A new exhibit at the Yale Center for British Art commemorates the life and contributions of 19th-century artist and critic John Ruskin.

On view from Sep. 5 to Dec. 8, the exhibit — “Unto This Last: Two Hundred Years of John Ruskin’’ — was co-curated by Judith Stapleton GRD ’21, Tara Contractor GRD ’21 and Victoria Hepburn GRD ’22, all doctoral candidates in the history of art department.

Through his art and criticism, Ruskin served as a “pioneering ecological thinker, social reformer, educator and preservationist,” according to the YCBA webpage for the exhibit. Ruskin saw these roles as interconnected. The beauty of nature fueled his passion for ecology and preservationism and inspired his social and political writing. For the bicentennial celebration of his birth this year, the YCBA brought together one of the largest collections of his work available outside the United Kingdom. The works on view come from the collections of the Morgan Library, the Metropolitan Museum of Art, the New York Public Library, the Fitzwilliam Museum, the Beinecke Rare Book and Manuscript Library and the Peabody Museum of Natural History.

“[The] exhibition contend[s], however, that Ruskin’s influence extends beyond the sphere of the aesthetic or, rather, magisterially expands that field so as to encompass the great questions of ethics, of human history, of theology, and of ecology — the last, presciently so,” wrote Tim Barringer, Paul Mellon professor in the history of art, in the exhibit catalogue.

The co-curators explained that Ruskin’s ideas on ecology melded with his views on ethics and politics, ultimately informing his approach to the problems of his age. Although Ruskin is often remembered as an artist, the curators — and Ruskin himself — saw this label as a secondary descriptor. In the exhibit’s catalogue, Hepburn explained that despite the evident expertise and exquisite talent found in Ruskin’s work, “he didn’t think of himself as an artist.” Rather, he considered his drawings as “memory aids, educational tools, and source material for printed illustrations,” Hepburn wrote.

“Ruskin does all these mountain sketches, glaciers, clouds. He writes ‘The Storm-Cloud of the 19th century,’ in which he diagnoses this problem with industrial Britain, which is this factory smoke spewing out of the industrial cities. He understood that mankind posed a threat to nature,” said Stapleton.

Hepburn tied this ecological and environmental work to issues of wider political import, adding that “[Ruskin] had an interpretation of it being a moral failure in the 19th century, bound up in ideas of factories and this economic system he felt was unfair.”

For the cover of the exhibition catalogue and the start of the exhibition, the curators chose to display an image of a purple tree branch. This image comes from a plate, titled “The Dryad’s Waywardness” in the fifth volume of Ruskin’s book “Modern Painters.” Hepburn explained that the work both is fundamentally beautiful and conveys a message about society.

“He wants us to recognize something in an oak branch a kind of moral lesson,” Hepburn said. “The way they grow is the way he’d like to see society grow communally.”

This coupling of physical forms with intellectual and political lessons is a recurring theme for Ruskin.
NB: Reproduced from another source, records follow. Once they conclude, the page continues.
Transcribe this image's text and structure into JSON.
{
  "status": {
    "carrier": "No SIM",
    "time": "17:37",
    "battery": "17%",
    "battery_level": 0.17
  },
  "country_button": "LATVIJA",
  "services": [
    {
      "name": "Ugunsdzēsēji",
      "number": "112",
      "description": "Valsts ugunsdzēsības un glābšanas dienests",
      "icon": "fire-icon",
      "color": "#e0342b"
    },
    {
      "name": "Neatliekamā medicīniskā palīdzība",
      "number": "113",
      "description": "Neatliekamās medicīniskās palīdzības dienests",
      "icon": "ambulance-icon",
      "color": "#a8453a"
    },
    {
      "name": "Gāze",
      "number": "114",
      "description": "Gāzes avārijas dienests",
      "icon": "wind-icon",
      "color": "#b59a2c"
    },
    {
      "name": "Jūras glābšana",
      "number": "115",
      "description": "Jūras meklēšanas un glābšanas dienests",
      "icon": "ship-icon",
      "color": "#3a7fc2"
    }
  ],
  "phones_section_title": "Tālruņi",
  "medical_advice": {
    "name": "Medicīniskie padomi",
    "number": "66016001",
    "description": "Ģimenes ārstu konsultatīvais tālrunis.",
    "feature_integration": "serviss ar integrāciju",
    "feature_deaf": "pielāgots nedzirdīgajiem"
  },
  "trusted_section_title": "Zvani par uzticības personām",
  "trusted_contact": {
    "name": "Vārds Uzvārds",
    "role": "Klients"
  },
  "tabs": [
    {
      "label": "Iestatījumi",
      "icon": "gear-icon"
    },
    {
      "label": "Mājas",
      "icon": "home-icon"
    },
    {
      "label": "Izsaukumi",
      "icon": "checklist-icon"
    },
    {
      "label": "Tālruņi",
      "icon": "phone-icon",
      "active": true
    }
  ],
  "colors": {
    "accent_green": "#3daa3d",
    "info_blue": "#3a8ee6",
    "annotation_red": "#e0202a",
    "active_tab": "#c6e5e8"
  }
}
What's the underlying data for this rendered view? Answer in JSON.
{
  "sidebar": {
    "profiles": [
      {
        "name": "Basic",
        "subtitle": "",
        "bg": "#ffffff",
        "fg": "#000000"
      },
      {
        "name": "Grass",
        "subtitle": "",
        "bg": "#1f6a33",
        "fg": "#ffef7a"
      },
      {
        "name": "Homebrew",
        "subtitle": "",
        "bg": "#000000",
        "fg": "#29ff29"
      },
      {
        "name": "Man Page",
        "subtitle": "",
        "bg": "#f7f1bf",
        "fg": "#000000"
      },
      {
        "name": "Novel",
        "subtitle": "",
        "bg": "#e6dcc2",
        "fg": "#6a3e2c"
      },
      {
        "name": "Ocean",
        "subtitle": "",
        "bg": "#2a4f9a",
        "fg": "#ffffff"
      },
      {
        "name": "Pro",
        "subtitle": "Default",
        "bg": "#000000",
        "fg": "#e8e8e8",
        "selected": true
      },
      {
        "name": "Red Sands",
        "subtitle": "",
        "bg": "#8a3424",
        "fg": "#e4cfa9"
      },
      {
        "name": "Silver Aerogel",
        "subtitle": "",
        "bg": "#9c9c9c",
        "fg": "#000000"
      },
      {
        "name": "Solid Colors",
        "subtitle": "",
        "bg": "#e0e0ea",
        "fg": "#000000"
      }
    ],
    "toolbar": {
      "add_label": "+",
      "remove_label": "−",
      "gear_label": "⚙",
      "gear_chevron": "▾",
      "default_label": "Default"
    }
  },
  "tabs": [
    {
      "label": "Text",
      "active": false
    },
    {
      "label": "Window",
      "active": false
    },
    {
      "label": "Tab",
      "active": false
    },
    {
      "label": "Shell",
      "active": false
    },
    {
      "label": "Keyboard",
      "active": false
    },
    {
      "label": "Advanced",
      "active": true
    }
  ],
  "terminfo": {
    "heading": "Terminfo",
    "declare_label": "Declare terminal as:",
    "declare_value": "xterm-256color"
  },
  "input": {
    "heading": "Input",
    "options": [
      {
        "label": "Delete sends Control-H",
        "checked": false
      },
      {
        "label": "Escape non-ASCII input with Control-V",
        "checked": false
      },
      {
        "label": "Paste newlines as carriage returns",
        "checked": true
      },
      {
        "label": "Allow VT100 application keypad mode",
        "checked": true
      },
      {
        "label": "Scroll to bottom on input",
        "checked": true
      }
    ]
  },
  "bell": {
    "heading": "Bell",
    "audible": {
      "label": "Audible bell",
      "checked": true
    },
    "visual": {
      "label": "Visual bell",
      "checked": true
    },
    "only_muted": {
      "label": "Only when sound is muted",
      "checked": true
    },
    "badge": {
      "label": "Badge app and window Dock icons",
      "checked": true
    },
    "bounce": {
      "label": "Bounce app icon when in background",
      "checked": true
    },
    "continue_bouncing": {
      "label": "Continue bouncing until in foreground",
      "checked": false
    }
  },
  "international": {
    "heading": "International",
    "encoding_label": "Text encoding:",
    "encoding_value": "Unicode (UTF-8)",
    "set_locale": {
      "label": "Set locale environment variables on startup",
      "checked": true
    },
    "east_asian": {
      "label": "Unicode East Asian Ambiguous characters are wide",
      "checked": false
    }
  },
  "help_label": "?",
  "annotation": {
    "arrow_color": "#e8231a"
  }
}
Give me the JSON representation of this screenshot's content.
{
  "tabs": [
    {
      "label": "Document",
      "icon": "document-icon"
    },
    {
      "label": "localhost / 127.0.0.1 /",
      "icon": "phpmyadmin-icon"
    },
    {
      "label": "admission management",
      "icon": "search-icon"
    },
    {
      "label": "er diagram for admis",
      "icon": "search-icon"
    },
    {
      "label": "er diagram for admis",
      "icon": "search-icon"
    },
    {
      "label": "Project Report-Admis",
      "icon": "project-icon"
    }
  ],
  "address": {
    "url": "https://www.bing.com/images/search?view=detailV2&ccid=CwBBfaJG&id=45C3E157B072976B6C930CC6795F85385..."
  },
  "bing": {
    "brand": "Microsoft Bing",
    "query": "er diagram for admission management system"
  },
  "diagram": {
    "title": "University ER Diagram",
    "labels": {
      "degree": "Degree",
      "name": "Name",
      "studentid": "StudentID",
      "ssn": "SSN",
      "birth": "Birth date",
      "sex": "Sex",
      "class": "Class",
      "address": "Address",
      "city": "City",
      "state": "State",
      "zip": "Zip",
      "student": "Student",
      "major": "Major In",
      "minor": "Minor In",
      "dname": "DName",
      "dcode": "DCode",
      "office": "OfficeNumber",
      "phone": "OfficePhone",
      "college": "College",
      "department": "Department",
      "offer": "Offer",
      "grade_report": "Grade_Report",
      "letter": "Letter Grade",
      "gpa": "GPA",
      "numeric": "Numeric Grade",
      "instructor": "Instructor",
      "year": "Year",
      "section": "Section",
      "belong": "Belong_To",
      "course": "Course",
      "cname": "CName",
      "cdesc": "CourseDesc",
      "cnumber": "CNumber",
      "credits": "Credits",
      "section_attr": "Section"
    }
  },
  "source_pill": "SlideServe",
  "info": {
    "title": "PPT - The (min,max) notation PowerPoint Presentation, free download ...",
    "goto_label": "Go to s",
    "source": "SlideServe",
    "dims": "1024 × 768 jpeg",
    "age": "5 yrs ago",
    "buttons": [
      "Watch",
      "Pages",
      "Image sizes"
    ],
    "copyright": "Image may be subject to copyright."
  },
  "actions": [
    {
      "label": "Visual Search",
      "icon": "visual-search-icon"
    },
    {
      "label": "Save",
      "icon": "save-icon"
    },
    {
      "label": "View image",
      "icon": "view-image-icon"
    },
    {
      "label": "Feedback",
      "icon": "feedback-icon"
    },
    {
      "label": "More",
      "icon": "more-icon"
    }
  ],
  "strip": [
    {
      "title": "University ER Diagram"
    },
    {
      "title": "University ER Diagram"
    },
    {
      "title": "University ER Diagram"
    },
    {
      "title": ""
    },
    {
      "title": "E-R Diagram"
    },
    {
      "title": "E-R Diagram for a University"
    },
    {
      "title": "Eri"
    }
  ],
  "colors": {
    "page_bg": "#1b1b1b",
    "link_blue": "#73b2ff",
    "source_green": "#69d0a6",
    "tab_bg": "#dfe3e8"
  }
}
In his most famous work, “Unto This Last,” he relates the increasing pollution of the 19th century to the harms of a capitalist economy.

His writings on politics and the economy form much of his legacy — the subject of the final section of the exhibit.

“His immediate legacy in Britain at the end of the 19th century is with William Morris, a socialist activist and a poet and publisher of books,” said Hepburn. She highlighted books by Morris on display, including “The Nature of Gothic.”

Ruskin’s political legacy still lives on today in the Labour Party of the United Kingdom. Hepburn noted that “when members of the new Labour Party were polled at the start of the 20th century about what books were most important to them, ‘Unto This Last’ was one of the books that they chose.”

His legacy extended outside of the United Kingdom as well. In a poem written by Walter Crane, another socialist activist and follower of Ruskin, the poet discusses Ruskin’s “global listeners.” To portray the extent of this global influence, the exhibit contains 19th century Russian and French translations of his works, as well as contemporary American news journals.

The Yale Center for British Art is located at 1080 Chapel St.

Alex Martin | alex.martin@yale.edu